In 1919, New York’s Jack Curley was the most powerful wrestling promoter in the nation and exerted influence over promoters all over the country. His top three guys at the time were Joe Stecher, Wladek Zbyszko, and Ed “Strangler” Lewis. In February, he booked a match in Sioux City, IA, between Joe Stecher and Wladek Zbyszko, and promised a clear winner. Of course, Curley pulled a swerve, and the match did not end decisively, causing the crowd to riot. He announced a winner the next day but didn’t matter.
The town was still angry.
The experience stuck with Curley, and he learned his lesson. Instead of figuring out ways to try and protect his top guys, he just booked one to go over the other, to immense rewards. He booked Lewis to beat Stecher in Chicago on March 3, and days later Stecher also jobbed to Zbyszko. Instead of working ways around someone getting pinned, Stecher jobbed twice, convincing crowds either man could win in his match.
In his rematch with Zbyszko, on March 21, 1919, Curley promised in the papers that there would be a winner. If there wasn’t, he would refund every ticket. The result? They sold out Madison Square Garden and turned 5,000 people away. Curley continued booking exclusively clean finishes in his main events for the rest of the year, producing more sell-outs in both the Midwest and the East Coast. Curley did not spare the main stars of Stecher, Zbyszko, and Lewis from clean pins. Instead of not being perceived as “strong” after eating the loss, crowds knew any man could win at any time, and they would get a conclusion every time they bought a ticket.

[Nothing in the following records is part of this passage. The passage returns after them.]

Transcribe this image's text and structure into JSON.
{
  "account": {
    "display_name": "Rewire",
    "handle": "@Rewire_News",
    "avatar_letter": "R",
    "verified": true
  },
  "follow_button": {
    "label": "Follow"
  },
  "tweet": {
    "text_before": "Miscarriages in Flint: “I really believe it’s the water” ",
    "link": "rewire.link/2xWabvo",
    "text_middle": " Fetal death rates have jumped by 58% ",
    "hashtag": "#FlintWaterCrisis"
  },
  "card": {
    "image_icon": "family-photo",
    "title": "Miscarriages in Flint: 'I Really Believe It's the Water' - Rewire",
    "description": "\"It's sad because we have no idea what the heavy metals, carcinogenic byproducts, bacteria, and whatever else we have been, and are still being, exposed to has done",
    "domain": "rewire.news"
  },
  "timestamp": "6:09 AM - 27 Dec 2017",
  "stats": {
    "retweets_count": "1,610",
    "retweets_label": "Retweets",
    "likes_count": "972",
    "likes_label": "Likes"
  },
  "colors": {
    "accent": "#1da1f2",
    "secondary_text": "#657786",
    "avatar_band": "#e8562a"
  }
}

Perhaps the best argument for committing to clean finishes, is Giant Baba’s philosophy change in 1989. After seeing the success that new promotion UWFi was having, Baba, president of All Japan Pro Wrestling, decided a new direction was needed. Clean finishes would be the rule of thumb in the company. And that rule would serve him very well, because when top star Genichiro Tenryu left the company in April 1990, a vacuum was left at the top of the card, and new stars needed to be made immediately. So when MItsuharu Misawa met current ace Jumbo Tsuruta in June 1990, no one swung a chair and got disqualified, Mitsuharu Misawa pinned Jumbo Tsuruta one, two, three. We all know how successful the 1990s were for AJPW.
Obviously, clean finishes were not the only aspects of the above success. There plenty of reasons why AJPW was successful in the 1990s, another important factor’s in Curley’s brilliantly booked 1919; Burns not getting a single fall against Jenkins. But none of those things would have worked as well if they weren’t done with clean finishes.
Clean finishes build goodwill with a promotion’s fan base, because you know you won’t waste your time watching the match. When a match-up is announced, you instantly know there will be consequences because someone will win and someone will lose. The fans never feel cheated.
Clean finish philosophies have worked for well over one hundred years. Historically, it one of the few absolutes in pro wrestling. Infuriatingly, most promoters don’t take advantage.